Foursquare's location intelligence, Captrivity's extraction of data from typed forms

NEW YORK--Last March 1, Jeff Glueck, CEO of Foursquare reminded us of his astonishing prediction in a post published on Medium in April last year.  Based on foot traffic data build from its check-ins and visits from Foursquare and Swarm app devotees, Glueck said Chipotle’s first quarter sales would be down almost 30 percent. It was not the first time Foursquare hit the mark. Last September, it predicted sales of iPhones to hit between $13 million and $15 million. It was $13 million.

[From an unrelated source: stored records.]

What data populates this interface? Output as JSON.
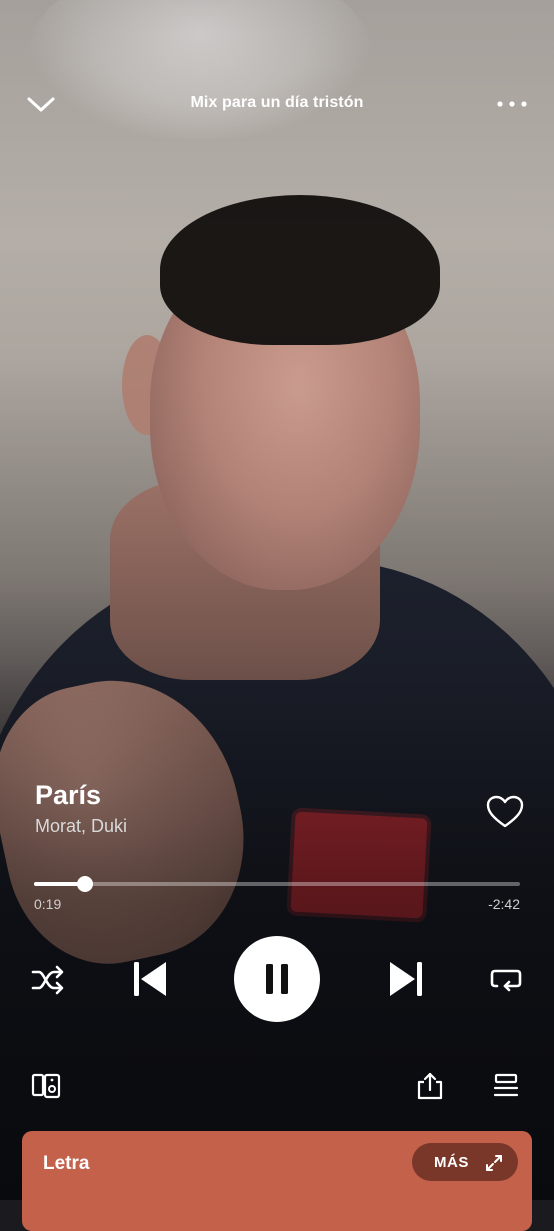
{
  "header": {
    "title": "Mix para un día tristón",
    "collapse_icon": "chevron-down-icon",
    "menu_icon": "more-horizontal-icon"
  },
  "track": {
    "title": "París",
    "artists": "Morat, Duki",
    "liked": false
  },
  "playback": {
    "elapsed": "0:19",
    "remaining": "-2:42",
    "progress_fraction": 0.105,
    "state": "playing"
  },
  "controls": {
    "shuffle_icon": "shuffle-icon",
    "previous_icon": "skip-previous-icon",
    "pause_icon": "pause-icon",
    "next_icon": "skip-next-icon",
    "repeat_icon": "repeat-icon"
  },
  "bottom_bar": {
    "devices_icon": "connect-device-icon",
    "share_icon": "share-icon",
    "queue_icon": "queue-icon"
  },
  "lyrics": {
    "label": "Letra",
    "more_label": "MÁS",
    "card_color": "#c4614b"
  }
}
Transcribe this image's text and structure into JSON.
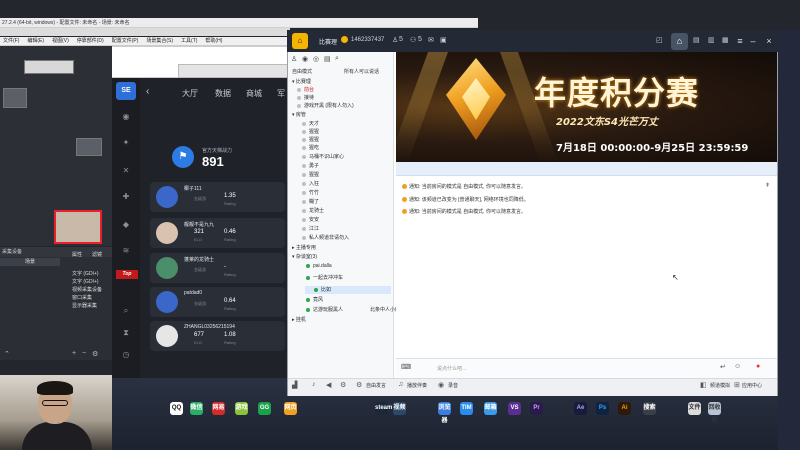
{
  "editor": {
    "title": "27.2.4 (64-bit, windows) - 配置文件: 未命名 - 场景: 未命名"
  },
  "obs": {
    "menu": [
      "文件(F)",
      "编辑(E)",
      "视图(V)",
      "停靠部件(D)",
      "配置文件(P)",
      "场景集合(S)",
      "工具(T)",
      "帮助(H)"
    ],
    "scene_header": "采集设备",
    "scene_sub": "场景",
    "sources": [
      "属性",
      "滤镜"
    ],
    "source_items": [
      "文字 (GDI+)",
      "文字 (GDI+)",
      "视频采集设备",
      "窗口采集",
      "显示器采集"
    ]
  },
  "game": {
    "logo": "SE",
    "tabs": [
      "大厅",
      "数据",
      "商城",
      "军"
    ],
    "top_badge": "Top",
    "fight_label": "官方天梯战力",
    "fight_value": "891",
    "ranks": [
      {
        "name": "椰子111",
        "n1": "1.35",
        "l1": "金级游",
        "n2": "",
        "l2": "Rating"
      },
      {
        "name": "靓靓不是九九",
        "n1": "321",
        "l1": "ELO",
        "n2": "0.46",
        "l2": "Rating"
      },
      {
        "name": "蓬莱的龙骑士",
        "n1": "-",
        "l1": "金级游",
        "n2": "-",
        "l2": "Rating"
      },
      {
        "name": "patdad0",
        "n1": "0.64",
        "l1": "金级游",
        "n2": "",
        "l2": "Rating"
      },
      {
        "name": "ZHANGL03256215194",
        "n1": "677",
        "l1": "ELO",
        "n2": "1.08",
        "l2": "Rating"
      }
    ]
  },
  "chat": {
    "app_name": "比赛理",
    "uid": "1462337437",
    "title_meta": [
      "5",
      "5"
    ],
    "left_header": "自由模式",
    "left_header_right": "所有人可以说话",
    "tree": [
      "比赛理",
      "前台",
      "接待",
      "游戏开黑 (限有人勿入)",
      "房管",
      "天才",
      "猩猩",
      "猩猩",
      "猩吃",
      "马桶不识山家心",
      "勇子",
      "猩猩",
      "入狂",
      "竹竹",
      "糊了",
      "龙骑士",
      "安安",
      "江江",
      "私人频道非请勿入",
      "主播专用",
      "杂谈室(3)",
      "pai.dalla",
      "一起去冲冲车",
      "比如",
      "竟风",
      "达游玩服黑人",
      "北条中人小田",
      "挂机"
    ],
    "banner": {
      "title": "年度积分赛",
      "subtitle": "2022文东S4光芒万丈",
      "date": "7月18日 00:00:00-9月25日 23:59:59"
    },
    "messages": [
      "通知: 当前房间的模式是 自由模式, 你可以随意发言。",
      "通知: 该频道已改变为 [普通聊天], 网络环境也同降低。",
      "通知: 当前房间的模式是 自由模式, 你可以随意发言。"
    ],
    "input_placeholder": "说点什么吧...",
    "bottom": [
      "自由发言",
      "播放伴奏",
      "录音",
      "频道模拟",
      "应用中心"
    ]
  },
  "taskbar": {
    "items": [
      "QQ",
      "微信",
      "网易",
      "游戏",
      "GG",
      "网页",
      "steam",
      "视频",
      "浏览器",
      "TIM",
      "邮箱",
      "VS",
      "Pr",
      "Ae",
      "Ps",
      "Ai",
      "搜索",
      "文件",
      "回收站"
    ]
  },
  "colors": {
    "accent": "#2d7be5",
    "banner_gold": "#f0a020",
    "brand_red": "#c21a1a"
  }
}
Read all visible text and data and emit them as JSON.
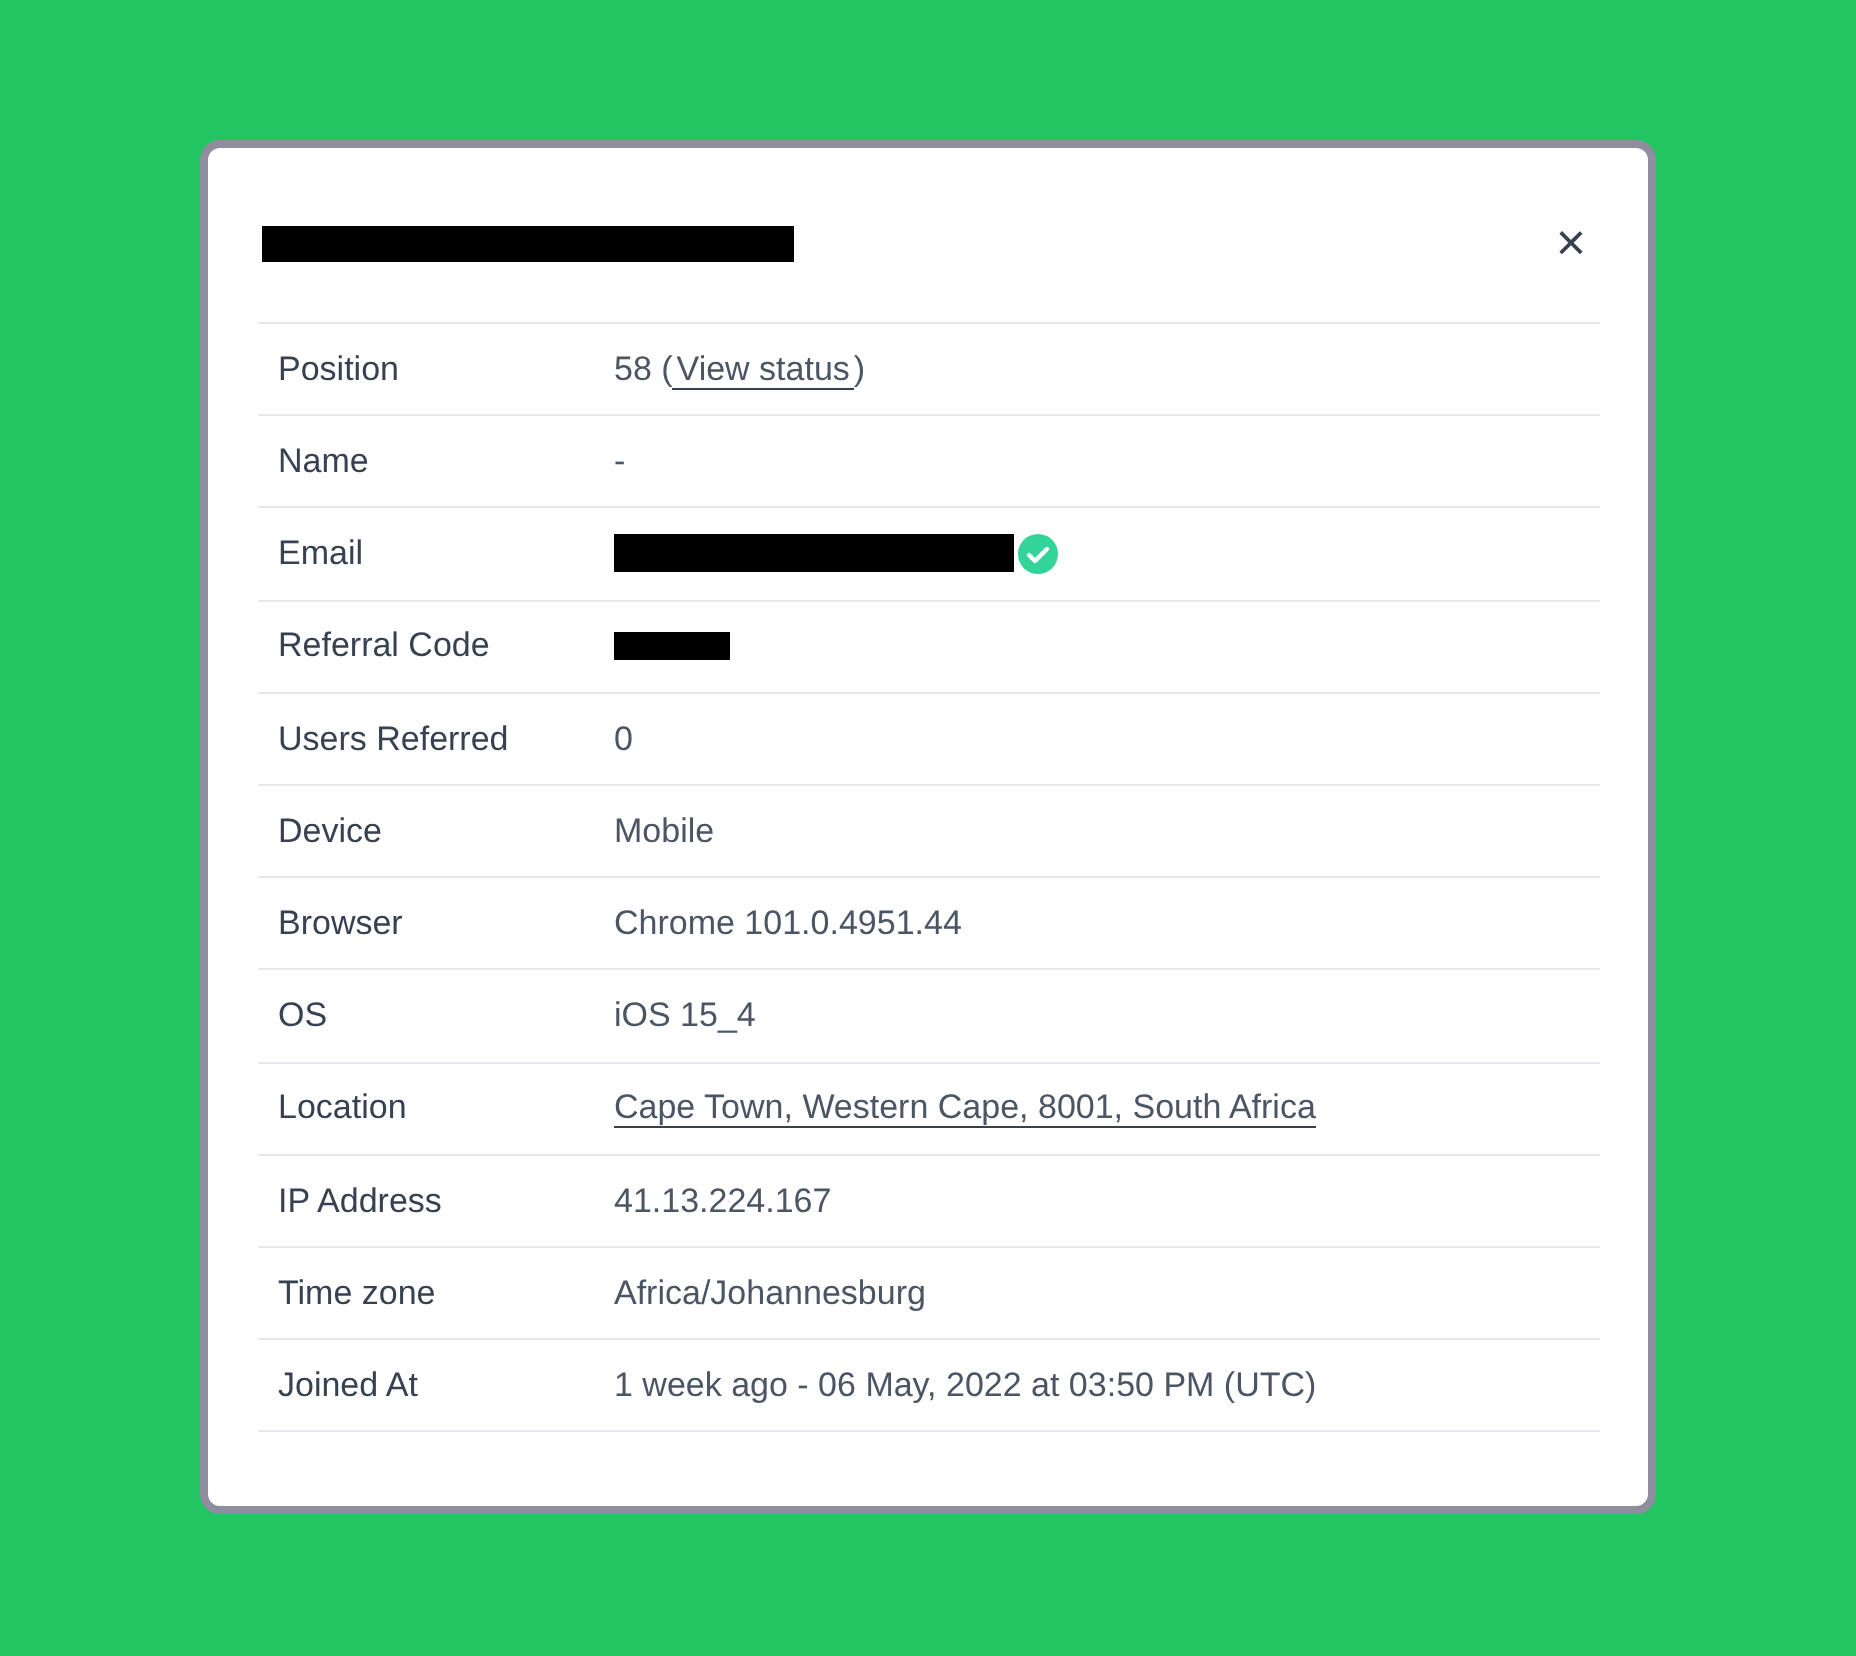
{
  "dialog": {
    "title": {
      "kind": "redacted"
    },
    "close": "×",
    "rows": [
      {
        "label": "Position",
        "kind": "position",
        "prefix": "58 (",
        "link": "View status",
        "suffix": ")"
      },
      {
        "label": "Name",
        "kind": "text",
        "value": "-"
      },
      {
        "label": "Email",
        "kind": "redacted",
        "verified": true
      },
      {
        "label": "Referral Code",
        "kind": "redacted",
        "verified": false
      },
      {
        "label": "Users Referred",
        "kind": "text",
        "value": "0"
      },
      {
        "label": "Device",
        "kind": "text",
        "value": "Mobile"
      },
      {
        "label": "Browser",
        "kind": "text",
        "value": "Chrome 101.0.4951.44"
      },
      {
        "label": "OS",
        "kind": "text",
        "value": "iOS 15_4"
      },
      {
        "label": "Location",
        "kind": "link",
        "value": "Cape Town, Western Cape, 8001, South Africa"
      },
      {
        "label": "IP Address",
        "kind": "text",
        "value": "41.13.224.167"
      },
      {
        "label": "Time zone",
        "kind": "text",
        "value": "Africa/Johannesburg"
      },
      {
        "label": "Joined At",
        "kind": "text",
        "value": "1 week ago - 06 May, 2022 at 03:50 PM (UTC)"
      }
    ]
  }
}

The location intelligence company uses its own proprietary technology software development kit (SDK), Pilgrim, to find a user’s location by looking at historical check-in data. Now marketers can plug its mapping data from more than 90 million locations into their own apps. 

Glueck spoke about alternative data at the Data Driven meetup at Bloomberg with David Loaiza, managing director & chief data scientist of Point72; Andrej Rusakov, founder of Data Capital Management as well Matei Zatreanu, founder of System2.

Kuang Chen, CEO of Captricity talked about how his company extracts and transforms data from handwritten and typed forms.

Founded in 2011, the company can reportedly extract data from paper documents, scans, faxes, emails, call centers and web forms while also linking automatically with backend systems of its predominant customers in the insurance, healthcare and nonprofit sectors. Imagine eliminating costly manual data-entry processes and to top it off, making it possible to enable advanced analytics to organizations, especially in depressed areas where accurate data can mean improving, if not saving lives.

"We’re on a mission to democratize data access, and it's exciting to see how our proprietary technology is able to dramatically improve operational efficiency and transform the user experience for our global client base," Chen said.

Now here’s a thought. Back in the day, normalizing data was really messy that even the cause of death was never digitalized into data. Now that record can come back to life.

The rest of the meetup centered on talk about alternative data (no relation to alternative facts, pun intended).

The increase of data usage from mobile devices, satellites, sensors and websites has led to large of amounts of data, even alternative data mined from non-traditional sources like cars parked in a parking lot, for example. It’s an industry that has gained steam and data scientists are getting even more creative in sourcing data.

Office Lease Center attended the meetup at Bloomberg.